● Aim of the task: Whenever a line of the data below holds the string "color", copy that line.

● Extracted data entries:

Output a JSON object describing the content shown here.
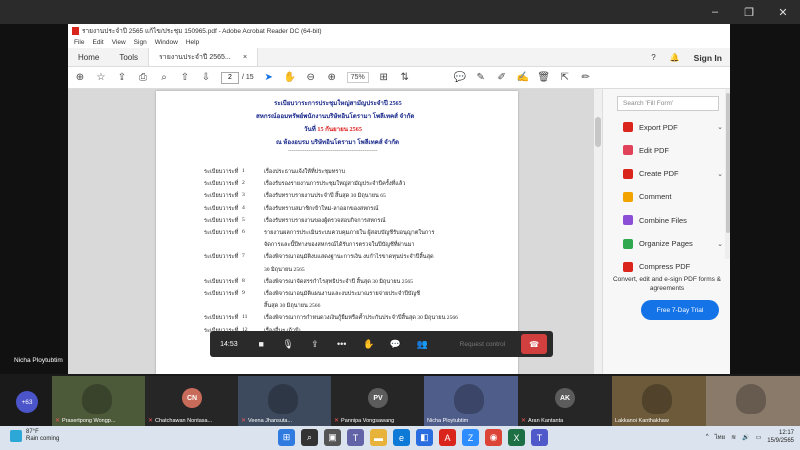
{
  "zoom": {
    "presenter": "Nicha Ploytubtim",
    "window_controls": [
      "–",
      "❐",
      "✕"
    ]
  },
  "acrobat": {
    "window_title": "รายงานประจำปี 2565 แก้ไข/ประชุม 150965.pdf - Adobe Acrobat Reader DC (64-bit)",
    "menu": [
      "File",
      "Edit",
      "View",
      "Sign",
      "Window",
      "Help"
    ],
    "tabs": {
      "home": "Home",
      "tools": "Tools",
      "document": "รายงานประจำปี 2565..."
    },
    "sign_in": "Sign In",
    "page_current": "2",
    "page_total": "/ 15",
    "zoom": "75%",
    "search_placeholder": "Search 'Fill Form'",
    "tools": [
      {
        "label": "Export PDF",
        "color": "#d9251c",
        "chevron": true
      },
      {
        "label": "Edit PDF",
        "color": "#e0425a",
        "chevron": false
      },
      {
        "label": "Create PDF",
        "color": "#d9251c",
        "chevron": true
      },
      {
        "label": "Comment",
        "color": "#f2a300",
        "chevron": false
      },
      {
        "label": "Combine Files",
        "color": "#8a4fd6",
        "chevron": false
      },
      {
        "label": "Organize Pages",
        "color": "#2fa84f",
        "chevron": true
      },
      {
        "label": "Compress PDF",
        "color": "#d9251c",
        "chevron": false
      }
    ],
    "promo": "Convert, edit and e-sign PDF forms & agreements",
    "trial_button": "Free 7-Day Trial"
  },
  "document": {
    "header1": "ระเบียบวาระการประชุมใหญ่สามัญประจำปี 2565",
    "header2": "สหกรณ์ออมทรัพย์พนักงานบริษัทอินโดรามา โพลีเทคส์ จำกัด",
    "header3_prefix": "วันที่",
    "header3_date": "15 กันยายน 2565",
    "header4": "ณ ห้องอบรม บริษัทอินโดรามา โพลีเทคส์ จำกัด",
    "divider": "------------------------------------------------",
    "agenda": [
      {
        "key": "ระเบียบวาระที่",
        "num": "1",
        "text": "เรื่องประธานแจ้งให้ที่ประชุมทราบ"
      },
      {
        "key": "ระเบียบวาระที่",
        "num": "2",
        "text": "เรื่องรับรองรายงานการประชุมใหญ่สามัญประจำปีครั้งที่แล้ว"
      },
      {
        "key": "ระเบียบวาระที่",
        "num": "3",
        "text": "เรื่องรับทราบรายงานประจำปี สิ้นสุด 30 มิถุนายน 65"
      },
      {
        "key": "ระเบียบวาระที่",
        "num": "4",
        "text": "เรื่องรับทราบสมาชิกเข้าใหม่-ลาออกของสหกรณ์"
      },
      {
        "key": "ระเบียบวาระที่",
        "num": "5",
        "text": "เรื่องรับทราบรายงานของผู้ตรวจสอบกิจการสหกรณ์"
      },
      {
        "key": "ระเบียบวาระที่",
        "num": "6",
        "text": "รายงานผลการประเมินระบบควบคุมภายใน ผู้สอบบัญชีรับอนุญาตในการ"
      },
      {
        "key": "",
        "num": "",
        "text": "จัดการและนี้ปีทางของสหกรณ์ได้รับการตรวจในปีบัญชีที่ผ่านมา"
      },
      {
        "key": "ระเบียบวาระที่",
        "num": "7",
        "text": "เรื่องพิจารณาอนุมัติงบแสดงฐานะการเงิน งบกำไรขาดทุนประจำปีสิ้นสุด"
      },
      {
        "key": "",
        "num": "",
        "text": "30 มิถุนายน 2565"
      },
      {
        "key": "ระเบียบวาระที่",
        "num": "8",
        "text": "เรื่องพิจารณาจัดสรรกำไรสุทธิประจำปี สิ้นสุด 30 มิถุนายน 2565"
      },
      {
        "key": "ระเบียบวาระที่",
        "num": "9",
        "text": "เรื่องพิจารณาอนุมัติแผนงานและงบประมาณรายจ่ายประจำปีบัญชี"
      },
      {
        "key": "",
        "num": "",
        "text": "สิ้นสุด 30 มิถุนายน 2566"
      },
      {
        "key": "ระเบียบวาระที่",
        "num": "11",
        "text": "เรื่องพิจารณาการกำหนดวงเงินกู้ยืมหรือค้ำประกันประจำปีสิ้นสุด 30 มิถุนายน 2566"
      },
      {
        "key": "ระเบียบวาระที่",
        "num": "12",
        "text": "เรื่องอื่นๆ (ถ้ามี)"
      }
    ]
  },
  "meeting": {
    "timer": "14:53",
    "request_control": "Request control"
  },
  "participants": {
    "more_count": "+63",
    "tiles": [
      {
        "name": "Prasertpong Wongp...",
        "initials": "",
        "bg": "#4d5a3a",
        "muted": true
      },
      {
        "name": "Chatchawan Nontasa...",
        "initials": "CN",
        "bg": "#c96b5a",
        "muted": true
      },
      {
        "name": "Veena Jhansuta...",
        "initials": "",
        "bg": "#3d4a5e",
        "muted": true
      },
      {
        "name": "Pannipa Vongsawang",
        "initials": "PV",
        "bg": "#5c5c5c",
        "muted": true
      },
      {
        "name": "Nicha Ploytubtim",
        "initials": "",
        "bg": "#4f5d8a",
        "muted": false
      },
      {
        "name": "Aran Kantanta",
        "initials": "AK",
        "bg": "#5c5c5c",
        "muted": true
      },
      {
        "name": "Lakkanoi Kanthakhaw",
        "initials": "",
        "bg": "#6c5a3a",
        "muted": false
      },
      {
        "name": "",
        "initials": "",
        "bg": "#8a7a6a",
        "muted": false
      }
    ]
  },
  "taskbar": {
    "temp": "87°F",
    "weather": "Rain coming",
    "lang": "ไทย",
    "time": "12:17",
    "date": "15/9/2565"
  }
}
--
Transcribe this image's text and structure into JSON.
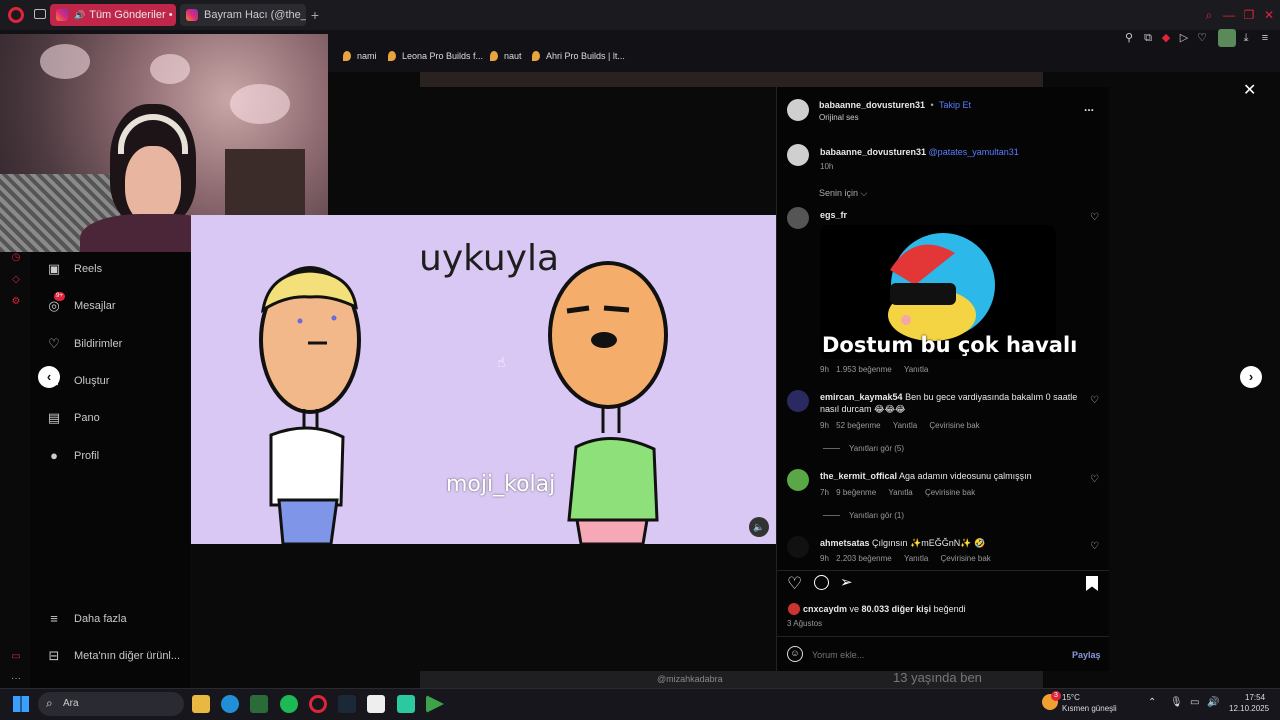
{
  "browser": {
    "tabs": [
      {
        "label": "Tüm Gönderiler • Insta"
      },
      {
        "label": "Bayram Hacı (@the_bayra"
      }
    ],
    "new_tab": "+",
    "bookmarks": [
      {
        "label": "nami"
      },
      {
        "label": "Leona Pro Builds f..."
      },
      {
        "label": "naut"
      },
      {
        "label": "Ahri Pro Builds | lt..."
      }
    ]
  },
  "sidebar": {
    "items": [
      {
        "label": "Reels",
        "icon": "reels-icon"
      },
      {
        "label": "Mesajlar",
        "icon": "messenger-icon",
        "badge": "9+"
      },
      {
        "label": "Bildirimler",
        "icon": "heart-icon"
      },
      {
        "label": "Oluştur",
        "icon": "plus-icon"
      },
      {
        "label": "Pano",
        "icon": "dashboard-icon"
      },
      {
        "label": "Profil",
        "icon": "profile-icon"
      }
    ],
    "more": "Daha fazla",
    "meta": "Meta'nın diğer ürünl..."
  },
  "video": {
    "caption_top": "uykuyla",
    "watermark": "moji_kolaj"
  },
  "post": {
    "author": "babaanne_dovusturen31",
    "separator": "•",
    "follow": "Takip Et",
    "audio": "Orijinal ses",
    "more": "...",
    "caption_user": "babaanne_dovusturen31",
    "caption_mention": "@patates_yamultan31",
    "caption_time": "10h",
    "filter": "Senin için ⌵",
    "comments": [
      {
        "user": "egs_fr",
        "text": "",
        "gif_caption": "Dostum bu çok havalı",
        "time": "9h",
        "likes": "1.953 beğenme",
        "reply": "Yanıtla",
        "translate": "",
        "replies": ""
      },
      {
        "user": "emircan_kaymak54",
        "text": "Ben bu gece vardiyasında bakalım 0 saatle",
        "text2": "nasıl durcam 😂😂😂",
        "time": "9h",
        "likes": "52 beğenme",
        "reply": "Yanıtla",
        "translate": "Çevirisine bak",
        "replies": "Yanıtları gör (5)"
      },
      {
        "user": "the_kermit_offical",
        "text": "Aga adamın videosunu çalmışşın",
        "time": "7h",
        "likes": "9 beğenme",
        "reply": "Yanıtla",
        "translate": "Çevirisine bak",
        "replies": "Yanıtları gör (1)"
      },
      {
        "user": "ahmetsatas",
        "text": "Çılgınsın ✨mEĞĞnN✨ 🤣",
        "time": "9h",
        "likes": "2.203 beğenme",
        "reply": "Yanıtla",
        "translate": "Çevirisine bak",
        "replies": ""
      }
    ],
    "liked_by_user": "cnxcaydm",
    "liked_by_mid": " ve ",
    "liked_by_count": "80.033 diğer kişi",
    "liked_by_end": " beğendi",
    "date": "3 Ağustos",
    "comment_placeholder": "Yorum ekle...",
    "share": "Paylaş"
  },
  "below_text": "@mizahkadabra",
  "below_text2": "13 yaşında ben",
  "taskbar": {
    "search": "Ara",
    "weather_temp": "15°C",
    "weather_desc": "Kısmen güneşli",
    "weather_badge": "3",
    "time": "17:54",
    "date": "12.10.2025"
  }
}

● Answer below:
        "color": "#d9251c",
        "color": "#e0425a",
        "color": "#d9251c",
        "color": "#f2a300",
        "color": "#8a4fd6",
        "color": "#2fa84f",
        "color": "#d9251c",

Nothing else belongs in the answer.